Many cattle do not display signs of Lyme Disease; those that do may have lameness, painful or swollen joints, fever, laminitis, or weight loss. A skin rash may be present on the udder of infected cows. Bb has been found to exist in urine and colostrum of infected cattle; therefore, the possibility of transmission between cows should be considered. The Lyme bacterium has also been found in blood, milk, synovial fluid, and spontaneously aborted fetal tissue. Bb can survive in frozen milk, but is killed during pasteurization.
Infected horses generally do not have a fever, but may have lame or stiff joints, laminitis, depression, or refuse to eat. This bacterial infection may be a cause of moon blindness or loss of vision. There have been reports of spontaneous abortion and encephalitis in horses infected with Bb. Neurologic signs include head tilt, difficulty swallowing, or aimless wandering.

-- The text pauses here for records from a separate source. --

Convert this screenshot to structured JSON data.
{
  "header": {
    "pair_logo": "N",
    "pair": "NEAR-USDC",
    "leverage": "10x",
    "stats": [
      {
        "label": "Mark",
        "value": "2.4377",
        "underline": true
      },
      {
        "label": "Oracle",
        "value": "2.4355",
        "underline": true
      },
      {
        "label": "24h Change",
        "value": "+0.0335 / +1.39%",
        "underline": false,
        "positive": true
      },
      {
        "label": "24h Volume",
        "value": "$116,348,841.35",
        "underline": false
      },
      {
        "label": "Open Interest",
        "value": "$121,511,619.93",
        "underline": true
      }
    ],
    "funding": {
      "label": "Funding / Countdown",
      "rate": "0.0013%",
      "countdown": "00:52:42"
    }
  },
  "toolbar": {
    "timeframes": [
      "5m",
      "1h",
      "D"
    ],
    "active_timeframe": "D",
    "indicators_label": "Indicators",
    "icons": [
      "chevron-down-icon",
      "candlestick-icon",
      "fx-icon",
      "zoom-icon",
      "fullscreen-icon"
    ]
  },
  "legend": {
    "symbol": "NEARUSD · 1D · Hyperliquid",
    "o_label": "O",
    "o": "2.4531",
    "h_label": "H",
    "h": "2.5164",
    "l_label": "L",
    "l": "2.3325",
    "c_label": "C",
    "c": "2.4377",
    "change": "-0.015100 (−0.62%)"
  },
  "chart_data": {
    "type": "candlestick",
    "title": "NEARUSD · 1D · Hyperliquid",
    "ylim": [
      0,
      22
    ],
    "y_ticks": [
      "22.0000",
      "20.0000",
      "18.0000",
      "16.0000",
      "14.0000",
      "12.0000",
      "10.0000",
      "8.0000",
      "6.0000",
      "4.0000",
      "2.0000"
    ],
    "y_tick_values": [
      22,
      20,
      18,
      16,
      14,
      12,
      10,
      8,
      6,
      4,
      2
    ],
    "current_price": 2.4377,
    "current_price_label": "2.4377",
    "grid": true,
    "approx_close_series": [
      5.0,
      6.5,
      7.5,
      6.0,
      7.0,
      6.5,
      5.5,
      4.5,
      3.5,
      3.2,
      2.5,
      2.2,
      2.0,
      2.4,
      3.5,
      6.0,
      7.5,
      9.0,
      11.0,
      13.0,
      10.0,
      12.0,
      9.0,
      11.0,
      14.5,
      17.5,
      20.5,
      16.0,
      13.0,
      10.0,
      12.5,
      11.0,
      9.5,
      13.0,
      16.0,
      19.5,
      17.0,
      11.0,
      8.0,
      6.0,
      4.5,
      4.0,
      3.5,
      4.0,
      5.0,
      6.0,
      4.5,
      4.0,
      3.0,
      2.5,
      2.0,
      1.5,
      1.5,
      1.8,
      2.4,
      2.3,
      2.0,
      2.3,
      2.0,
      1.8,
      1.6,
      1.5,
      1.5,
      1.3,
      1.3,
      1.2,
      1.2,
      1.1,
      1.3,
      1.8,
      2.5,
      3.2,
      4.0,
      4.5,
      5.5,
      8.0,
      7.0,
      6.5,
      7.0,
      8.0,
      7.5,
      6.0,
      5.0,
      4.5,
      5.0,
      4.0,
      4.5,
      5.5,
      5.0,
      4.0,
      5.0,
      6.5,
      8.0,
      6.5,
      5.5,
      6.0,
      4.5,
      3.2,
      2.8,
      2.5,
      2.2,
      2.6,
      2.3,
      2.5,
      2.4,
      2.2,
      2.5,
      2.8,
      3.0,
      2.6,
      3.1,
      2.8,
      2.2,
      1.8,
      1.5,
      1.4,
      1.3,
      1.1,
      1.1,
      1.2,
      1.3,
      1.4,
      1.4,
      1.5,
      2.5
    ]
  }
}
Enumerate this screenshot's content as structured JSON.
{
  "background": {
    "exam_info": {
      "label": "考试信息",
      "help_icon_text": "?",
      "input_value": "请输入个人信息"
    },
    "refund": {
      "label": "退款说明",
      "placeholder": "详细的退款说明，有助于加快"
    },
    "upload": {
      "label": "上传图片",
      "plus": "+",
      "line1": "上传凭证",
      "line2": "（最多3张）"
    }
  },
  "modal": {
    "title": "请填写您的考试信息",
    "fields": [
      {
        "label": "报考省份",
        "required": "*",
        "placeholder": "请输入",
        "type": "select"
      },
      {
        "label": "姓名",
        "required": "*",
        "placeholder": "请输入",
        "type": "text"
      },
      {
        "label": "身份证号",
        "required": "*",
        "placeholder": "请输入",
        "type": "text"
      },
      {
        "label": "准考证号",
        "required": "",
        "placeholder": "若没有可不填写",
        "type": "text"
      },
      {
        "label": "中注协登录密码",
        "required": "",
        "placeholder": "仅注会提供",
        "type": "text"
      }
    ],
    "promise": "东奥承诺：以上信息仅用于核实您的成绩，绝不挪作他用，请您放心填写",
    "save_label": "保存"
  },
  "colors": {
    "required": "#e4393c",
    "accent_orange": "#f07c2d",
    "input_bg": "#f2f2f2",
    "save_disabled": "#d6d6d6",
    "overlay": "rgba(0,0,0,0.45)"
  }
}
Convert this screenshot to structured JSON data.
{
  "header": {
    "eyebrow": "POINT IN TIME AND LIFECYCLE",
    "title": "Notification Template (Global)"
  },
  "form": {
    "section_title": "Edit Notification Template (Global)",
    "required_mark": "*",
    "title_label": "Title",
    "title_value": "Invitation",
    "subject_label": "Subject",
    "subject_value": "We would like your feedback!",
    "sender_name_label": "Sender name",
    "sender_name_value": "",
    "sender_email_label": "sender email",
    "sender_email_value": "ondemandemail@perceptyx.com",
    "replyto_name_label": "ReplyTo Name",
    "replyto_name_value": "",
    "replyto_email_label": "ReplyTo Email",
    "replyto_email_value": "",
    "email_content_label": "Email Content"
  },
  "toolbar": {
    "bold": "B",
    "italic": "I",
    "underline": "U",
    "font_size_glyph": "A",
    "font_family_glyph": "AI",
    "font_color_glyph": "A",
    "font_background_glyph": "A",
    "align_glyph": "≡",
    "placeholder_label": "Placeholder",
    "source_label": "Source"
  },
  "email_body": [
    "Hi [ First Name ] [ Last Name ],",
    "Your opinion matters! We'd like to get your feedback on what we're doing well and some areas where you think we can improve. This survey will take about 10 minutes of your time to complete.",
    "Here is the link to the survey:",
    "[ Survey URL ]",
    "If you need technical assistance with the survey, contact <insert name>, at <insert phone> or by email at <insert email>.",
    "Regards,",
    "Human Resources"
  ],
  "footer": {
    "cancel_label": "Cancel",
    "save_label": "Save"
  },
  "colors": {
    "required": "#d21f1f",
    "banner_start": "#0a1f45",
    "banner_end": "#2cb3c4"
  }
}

Trans-placental transmission occurs. Colts born to infected mares have displayed birth defects. Many horses may be infected with the spirochete, but display no symptoms.
How Can I Protect My Pet?
Vaccines are available for dogs.
Take precautions to guard against ticks when entering tick habitat, such as grassy, shrubby, wooded, or beach grass areas.
Cut down or mow grassy areas regularly to reduce tick habitation. Treat the environment with insecticides designed specifically for ticks. To avoid contaminating water, experts recommend spraying at least 75 feet away from a well.
Tick Checks & Removal
Conduct frequent tick checks. Examine animals closely in order to detect embedded ticks.
- Remove attached ticks properly and promptly to reduce the chance of transmission of the Lyme bacterium.
- Place fine point tweezers around the tick’s mouthparts (the place where the tick is attached) and gently pull upwards until the tick detaches.
- Do not use your bare fingers!
- Disinfect the bite site and tweezers after removal.
- Wash your hands.
- Place the tick, along with several blades of grass, into a small container (e.g. a clean screw-cap pill bottle or a zip-lock bag) for later examination.
- Label the container with: the date, name of pet, type of animal, owner’s name, address and phone number.
- Call your veterinarian to determine if there is a local place where the tick can be tested.
- Have your animal(s) examined as soon as possible if you notice any symptoms of disease; the sooner a disease is diagnosed, the easier it is to treat.
Apply tick-killing chemicals to your animals in order to protect them from disease spreading ticks.
- Sprays and dips containing permethrins and pyrethrins kill ticks on dogs, cats, and horses.
- Precautions should be taken when applying insecticides as some animals may be sensitive to the chemicals
- Follow the manufacturer’s application instructions.
- It is a good idea to wear rubber gloves during application.
- Tick collars will help discourage ticks from attaching to your pet(s).
- Never apply multiple repellents on your pet as a mixture of different chemicals could make the animal very sick.